On a local level, both school systems, MACS and Surry County Schools, do their own form of testing to measure student performance, through formative and summative assessments.
The two systems are participating in a two-year proof-of-concept study to possibly lower the amount of time students spend taking tests each year. The study allows students to take shorter online tests throughout the year that provides real-time feedback to teachers.
Three six-minute tests are taken at separate times during the school year. The final EOG (end-of-grade test) is also reduced to two hours instead of three, in this study.
Travis Reeves, SCS superintendent, pointed out, “It could be 2020 before we see results from this study.” The end of 2016-17 school year will be the last year the state will collect data to analyze from the study. According to Reeves, the change in the curriculum for literature could possibly affect the study and construe results.
The EOGs and end-of-course (EOC) tests begin with the third grade. Students are mandated to take two to three tests, spending nearly 3 hours on each in grades 3-8.
In high school, each student must take a standardized test, North Carolina final exams after each course. Meaning for the average high school student with four classes each semester, the teens have eight standardized test a year.
In 2015-16 the state allowed schools to waive the North Carolina final exam and the Analysis of Student Work exams. For those schools that used this waiver, the time spent in testing could be reduced by 50-70 percent in grades 3-12. However, that waiver runs out state-wide after the current school year.

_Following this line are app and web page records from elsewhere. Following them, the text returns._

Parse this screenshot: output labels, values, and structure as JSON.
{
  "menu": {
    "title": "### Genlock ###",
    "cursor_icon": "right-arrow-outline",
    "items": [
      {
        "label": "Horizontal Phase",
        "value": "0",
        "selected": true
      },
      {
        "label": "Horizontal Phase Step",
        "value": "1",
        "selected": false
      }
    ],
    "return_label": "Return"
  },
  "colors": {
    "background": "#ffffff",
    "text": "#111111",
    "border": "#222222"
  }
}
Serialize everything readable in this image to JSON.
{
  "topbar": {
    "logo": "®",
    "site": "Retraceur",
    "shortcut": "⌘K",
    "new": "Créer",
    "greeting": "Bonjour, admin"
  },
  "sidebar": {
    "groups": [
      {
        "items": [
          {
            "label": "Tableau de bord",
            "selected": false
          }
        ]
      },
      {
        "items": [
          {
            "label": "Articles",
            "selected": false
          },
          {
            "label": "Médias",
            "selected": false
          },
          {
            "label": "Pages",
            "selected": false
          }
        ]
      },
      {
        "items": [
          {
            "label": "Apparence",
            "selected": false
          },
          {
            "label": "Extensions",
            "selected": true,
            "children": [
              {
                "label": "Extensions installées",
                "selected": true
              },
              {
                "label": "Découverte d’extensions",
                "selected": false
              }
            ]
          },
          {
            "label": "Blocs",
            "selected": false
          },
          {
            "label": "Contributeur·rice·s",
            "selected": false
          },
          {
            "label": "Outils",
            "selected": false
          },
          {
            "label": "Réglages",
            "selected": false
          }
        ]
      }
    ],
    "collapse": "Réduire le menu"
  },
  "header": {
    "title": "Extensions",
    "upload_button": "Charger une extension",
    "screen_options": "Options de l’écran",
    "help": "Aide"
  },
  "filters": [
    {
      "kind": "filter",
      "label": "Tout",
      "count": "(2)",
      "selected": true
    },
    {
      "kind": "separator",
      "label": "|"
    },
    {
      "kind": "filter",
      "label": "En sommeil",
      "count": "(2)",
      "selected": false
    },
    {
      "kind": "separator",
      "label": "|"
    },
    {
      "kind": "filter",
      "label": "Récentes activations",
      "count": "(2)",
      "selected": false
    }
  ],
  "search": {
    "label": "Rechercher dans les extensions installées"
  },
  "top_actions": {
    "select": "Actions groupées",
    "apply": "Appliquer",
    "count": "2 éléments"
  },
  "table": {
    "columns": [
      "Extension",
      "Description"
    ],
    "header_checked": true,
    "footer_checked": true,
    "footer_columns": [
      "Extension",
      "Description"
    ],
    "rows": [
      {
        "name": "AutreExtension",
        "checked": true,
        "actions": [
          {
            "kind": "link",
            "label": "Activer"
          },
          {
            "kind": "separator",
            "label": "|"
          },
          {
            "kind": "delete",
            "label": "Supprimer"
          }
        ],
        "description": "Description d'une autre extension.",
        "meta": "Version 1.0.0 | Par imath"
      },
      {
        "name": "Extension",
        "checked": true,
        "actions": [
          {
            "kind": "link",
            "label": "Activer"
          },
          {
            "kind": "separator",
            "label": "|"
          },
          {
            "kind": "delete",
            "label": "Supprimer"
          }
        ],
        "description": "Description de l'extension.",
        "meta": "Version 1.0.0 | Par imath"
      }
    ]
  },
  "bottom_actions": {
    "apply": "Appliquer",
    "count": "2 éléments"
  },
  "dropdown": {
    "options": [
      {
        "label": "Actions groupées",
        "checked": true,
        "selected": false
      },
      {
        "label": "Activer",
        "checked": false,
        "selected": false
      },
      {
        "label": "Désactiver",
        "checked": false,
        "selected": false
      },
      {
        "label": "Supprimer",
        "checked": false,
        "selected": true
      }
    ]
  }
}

“Hopefully they extend it,” said Little.
Both superintendents tend to agree that the current state system of testing students does not depict the students’ performance in time for teachers to change their course of action to find different ways to reach the kids.
Reach Eva Queen at (336) 415-4739 or on Twitter @MtAiryNewsEva